>>

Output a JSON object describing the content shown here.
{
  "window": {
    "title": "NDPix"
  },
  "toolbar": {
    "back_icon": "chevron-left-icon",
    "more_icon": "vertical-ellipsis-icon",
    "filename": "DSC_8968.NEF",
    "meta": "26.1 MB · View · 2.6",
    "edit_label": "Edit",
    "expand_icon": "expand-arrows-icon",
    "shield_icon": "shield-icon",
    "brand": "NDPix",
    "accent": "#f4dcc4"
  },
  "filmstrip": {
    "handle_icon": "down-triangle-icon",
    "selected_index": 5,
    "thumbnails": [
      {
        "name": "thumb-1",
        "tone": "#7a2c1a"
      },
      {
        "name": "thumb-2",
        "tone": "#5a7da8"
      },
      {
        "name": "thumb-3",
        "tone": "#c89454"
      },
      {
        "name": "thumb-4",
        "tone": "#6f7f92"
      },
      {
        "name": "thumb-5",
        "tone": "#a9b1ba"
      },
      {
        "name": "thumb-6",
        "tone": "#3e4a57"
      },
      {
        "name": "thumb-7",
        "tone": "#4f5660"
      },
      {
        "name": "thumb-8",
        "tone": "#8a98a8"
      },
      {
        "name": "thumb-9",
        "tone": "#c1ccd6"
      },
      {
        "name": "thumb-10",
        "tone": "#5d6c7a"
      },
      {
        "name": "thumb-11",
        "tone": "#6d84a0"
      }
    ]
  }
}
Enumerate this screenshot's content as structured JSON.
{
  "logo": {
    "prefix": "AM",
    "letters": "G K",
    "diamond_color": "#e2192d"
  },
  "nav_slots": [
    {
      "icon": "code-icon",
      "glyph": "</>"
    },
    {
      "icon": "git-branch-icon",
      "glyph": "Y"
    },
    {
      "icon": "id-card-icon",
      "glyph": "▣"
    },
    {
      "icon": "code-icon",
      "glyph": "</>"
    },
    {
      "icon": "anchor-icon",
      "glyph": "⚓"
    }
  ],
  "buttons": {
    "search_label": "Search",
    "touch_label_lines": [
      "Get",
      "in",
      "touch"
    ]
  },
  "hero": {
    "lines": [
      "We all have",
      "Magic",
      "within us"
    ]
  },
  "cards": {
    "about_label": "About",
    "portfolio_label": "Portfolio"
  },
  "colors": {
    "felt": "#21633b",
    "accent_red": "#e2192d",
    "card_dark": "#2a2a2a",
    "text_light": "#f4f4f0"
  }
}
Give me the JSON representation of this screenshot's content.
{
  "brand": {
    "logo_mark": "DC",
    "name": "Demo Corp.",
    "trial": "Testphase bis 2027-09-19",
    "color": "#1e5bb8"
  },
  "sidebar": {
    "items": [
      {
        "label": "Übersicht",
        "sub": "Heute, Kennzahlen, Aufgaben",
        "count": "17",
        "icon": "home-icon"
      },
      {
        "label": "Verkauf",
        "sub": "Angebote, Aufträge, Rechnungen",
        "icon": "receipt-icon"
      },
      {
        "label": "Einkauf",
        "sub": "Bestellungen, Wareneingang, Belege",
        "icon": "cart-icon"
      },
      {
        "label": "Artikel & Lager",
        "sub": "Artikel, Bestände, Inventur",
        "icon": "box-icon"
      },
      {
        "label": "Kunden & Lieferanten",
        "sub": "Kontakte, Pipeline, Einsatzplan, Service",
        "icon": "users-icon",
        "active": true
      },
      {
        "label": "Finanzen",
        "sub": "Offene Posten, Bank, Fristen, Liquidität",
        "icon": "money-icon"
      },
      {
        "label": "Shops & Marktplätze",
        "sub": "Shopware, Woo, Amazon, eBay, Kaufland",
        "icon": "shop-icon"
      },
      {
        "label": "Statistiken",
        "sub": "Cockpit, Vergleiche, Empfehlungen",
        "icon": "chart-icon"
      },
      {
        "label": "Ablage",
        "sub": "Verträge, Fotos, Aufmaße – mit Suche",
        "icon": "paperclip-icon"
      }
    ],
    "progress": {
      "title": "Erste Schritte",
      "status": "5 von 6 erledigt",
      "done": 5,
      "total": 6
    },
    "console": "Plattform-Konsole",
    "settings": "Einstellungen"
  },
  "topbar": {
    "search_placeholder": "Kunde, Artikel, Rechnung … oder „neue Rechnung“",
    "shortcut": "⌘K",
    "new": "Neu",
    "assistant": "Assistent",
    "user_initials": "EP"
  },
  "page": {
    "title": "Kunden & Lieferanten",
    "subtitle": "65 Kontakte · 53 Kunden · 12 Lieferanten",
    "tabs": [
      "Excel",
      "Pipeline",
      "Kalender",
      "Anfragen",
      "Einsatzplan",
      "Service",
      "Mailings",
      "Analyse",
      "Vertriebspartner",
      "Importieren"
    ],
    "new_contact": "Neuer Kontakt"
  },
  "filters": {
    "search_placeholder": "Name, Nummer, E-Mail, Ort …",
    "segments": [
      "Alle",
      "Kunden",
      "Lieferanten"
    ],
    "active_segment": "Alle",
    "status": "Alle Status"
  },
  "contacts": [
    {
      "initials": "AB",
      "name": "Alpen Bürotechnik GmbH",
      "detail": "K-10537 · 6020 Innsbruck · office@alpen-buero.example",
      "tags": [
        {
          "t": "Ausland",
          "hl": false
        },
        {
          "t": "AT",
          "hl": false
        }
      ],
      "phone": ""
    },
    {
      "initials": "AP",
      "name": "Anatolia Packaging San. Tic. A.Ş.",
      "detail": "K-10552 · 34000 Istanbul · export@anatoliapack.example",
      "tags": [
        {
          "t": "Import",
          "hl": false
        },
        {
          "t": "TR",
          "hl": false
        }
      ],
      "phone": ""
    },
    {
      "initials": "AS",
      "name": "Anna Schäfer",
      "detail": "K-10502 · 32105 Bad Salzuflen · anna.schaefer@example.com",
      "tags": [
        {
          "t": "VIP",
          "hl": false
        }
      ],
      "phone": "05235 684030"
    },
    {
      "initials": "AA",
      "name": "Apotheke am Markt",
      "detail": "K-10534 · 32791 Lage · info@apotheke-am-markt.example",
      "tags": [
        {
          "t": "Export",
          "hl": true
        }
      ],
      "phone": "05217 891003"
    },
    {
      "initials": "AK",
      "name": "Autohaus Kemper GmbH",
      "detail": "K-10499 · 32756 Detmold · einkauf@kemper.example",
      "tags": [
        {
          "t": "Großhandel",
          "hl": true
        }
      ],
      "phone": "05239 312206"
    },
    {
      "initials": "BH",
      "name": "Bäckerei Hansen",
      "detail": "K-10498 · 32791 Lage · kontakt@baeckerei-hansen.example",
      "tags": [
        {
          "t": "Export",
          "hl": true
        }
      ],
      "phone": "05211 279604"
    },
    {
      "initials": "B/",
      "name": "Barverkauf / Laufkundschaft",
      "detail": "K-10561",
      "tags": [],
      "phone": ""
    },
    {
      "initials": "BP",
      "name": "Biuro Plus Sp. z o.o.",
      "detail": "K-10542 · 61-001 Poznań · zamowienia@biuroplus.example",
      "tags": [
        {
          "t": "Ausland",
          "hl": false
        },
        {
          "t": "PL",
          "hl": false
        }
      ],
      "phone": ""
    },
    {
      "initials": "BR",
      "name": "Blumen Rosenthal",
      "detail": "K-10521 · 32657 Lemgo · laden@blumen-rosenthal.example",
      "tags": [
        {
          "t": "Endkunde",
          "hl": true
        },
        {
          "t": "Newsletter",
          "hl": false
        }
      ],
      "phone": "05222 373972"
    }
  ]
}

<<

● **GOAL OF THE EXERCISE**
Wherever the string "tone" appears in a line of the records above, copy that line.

● **RESULT OF THE EXERCISE**
        "tone": "#7a2c1a"
        "tone": "#5a7da8"
        "tone": "#c89454"
        "tone": "#6f7f92"
        "tone": "#a9b1ba"
        "tone": "#3e4a57"
        "tone": "#4f5660"
        "tone": "#8a98a8"
        "tone": "#c1ccd6"
        "tone": "#5d6c7a"
        "tone": "#6d84a0"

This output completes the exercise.